(Interface dataset entries)

+++

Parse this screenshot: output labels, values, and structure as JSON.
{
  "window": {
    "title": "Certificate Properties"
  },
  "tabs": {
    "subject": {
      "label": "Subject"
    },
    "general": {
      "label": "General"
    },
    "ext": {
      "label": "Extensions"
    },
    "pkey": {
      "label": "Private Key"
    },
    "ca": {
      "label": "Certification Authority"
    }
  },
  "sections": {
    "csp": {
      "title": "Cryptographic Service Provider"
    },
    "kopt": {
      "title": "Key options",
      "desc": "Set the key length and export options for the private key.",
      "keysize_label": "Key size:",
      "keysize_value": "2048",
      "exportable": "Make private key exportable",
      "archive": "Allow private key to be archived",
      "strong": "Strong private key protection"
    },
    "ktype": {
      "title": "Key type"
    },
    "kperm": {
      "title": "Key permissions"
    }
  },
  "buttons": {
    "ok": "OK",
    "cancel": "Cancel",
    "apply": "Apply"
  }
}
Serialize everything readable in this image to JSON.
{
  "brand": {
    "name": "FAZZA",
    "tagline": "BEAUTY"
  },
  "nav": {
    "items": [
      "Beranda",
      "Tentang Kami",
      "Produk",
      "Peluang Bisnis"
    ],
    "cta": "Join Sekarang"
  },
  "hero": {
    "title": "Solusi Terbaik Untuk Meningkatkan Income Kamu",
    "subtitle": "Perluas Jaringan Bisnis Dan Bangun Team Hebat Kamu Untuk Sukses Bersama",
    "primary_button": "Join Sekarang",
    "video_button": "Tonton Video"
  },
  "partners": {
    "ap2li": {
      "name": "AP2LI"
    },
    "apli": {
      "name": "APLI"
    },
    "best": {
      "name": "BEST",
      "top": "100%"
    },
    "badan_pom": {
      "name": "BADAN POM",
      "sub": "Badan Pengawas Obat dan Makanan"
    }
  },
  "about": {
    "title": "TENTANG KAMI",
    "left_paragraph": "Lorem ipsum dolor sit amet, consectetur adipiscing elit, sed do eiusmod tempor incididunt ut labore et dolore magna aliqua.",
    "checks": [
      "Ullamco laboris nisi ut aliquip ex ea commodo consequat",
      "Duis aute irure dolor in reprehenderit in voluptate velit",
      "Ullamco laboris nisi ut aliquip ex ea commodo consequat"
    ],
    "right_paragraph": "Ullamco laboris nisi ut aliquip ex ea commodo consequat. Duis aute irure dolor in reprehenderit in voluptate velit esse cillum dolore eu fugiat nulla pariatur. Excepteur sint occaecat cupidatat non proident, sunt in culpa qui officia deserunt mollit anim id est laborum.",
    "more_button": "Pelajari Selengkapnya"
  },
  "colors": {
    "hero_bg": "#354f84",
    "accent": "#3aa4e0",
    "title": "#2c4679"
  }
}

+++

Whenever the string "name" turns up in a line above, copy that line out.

    "name": "FAZZA",
      "name": "AP2LI"
      "name": "APLI"
      "name": "BEST",
      "name": "BADAN POM",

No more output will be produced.